The Tigers have dug themselves a pretty deep hole in the SEC. Even with some of the best teams behind them, they still do have to face USC and MSU, as well as non-conference foes Missouri State and Oklahoma. If pitching and offense continue at the same level, it's going to be a difficult path to Hoover, and forget about the Regionals.

9 Reasons to Keep Watching

Whether this season shifts into rerun mode or becomes must-see-baseball, there are always good reasons to keep showing up at Taylor Stadium.

  1. Reggie and Tanner really are worth coming out to the ballpark to watch. Those who were around in 2004-2006 will always be glad they showed up to see Max Scherzer put on a show once a week at Taylor Stadium. A few years from now you'll be telling people you saw Tanner Houck pitch before he became a superstar for some MLB team.

  2. The Mizzou offense and defense can be frustrating to watch sometimes. But you really don't want to miss it when Ryan Howard comes through in the clutch or Shane Benes delivers a bomb over the left field wall or Trey Harris excites the entire crowd with his enthusiasm for the game.

  3. If you're a Columbia resident, you need to come out and see Connor Brumfeld, a Rock Bridge grad who is putting together one of the best freshman seasons for the Tigers since Jacob Priday was here. Check out ABC 17 News: Brumfeld settles in with Mizzou baseball.

  4. You're also bound to see some future major leaguers playing for MU's opponents. Every SEC team, plus Missouri State and Oklahoma, feature players who will be high draft picks and likely big leaguers some day.

  5. If you're coming to CoMo on April 16th for Mizzou Football's Black & Gold Game at 5:00, you'll want to show up early and watch Mizzou Baseball play LSU just across the street at 2:00, with ace Tanner Houck on the mound.

  6. On May 17th Missouri will host the Oklahoma Sooners in a mid-week game, the first Big 12 opponent the Tigers have faced since the move to the SEC. Most of the students will be gone by then, but hopefully Mizzou fans from CoMo and elsewhere will want to pack Taylor Stadium to watch this reunion.

  7. The weather is finally getting warm enough for all of you literal "fair weather" fans to enjoy three hours at the ballpark.

  8. It's baseball.
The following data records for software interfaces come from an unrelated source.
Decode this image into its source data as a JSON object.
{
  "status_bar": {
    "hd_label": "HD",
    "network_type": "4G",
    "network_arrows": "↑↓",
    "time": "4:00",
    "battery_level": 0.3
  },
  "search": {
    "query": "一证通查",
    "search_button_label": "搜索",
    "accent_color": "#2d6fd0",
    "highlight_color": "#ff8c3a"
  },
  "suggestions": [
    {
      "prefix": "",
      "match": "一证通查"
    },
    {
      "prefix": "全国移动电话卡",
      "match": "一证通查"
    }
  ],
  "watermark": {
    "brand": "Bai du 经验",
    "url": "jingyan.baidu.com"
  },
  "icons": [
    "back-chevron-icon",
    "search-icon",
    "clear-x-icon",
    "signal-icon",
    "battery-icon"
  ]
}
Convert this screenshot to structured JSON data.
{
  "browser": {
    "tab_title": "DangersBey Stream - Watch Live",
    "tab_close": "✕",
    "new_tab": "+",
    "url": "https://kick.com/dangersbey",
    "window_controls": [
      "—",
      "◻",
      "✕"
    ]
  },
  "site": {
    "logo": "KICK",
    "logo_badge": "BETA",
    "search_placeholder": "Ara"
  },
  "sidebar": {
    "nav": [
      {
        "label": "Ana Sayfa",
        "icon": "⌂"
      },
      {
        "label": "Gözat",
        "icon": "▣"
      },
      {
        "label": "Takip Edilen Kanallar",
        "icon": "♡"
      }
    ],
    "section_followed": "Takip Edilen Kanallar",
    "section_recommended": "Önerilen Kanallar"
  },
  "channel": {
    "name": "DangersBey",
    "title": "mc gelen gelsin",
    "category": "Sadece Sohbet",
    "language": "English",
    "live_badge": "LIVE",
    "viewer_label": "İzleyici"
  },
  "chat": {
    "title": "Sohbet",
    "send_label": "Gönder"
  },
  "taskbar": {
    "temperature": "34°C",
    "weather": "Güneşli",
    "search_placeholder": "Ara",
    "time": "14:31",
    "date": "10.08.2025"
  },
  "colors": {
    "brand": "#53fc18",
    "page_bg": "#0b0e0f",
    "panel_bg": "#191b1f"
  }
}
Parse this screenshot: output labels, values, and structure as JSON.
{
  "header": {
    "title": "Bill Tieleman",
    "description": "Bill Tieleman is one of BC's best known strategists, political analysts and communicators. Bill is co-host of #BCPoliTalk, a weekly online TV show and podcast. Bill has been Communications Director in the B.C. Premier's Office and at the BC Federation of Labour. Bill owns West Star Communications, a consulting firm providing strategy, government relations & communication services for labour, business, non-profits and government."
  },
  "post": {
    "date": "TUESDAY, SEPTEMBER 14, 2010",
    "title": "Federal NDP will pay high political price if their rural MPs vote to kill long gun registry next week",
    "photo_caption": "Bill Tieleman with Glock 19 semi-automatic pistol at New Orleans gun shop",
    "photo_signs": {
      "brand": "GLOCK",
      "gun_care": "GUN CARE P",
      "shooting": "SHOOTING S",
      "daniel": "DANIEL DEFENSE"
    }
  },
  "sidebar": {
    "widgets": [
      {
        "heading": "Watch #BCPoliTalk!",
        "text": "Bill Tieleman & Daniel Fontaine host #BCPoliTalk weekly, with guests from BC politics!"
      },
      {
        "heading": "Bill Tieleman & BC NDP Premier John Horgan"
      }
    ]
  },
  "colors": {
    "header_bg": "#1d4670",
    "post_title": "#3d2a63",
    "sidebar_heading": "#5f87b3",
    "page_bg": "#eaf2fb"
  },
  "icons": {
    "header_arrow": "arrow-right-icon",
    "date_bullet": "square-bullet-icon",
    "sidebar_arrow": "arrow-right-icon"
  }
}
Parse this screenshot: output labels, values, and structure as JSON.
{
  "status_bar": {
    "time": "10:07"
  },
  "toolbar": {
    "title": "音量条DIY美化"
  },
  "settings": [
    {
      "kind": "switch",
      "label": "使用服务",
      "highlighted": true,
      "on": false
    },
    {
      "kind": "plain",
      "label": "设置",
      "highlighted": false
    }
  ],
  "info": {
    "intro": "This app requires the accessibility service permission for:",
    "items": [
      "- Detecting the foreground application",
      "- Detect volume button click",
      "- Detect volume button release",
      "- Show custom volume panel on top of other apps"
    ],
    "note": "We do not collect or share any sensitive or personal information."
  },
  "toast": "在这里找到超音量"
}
For 5 bucks you can sit closer to the action than you'll ever get at Busch or the K.

  9. Whoever the opponent, whatever the result, at Taylor Stadium you always get to watch the Best Managers in Baseball at work. Also the #BestManagersOnTwitter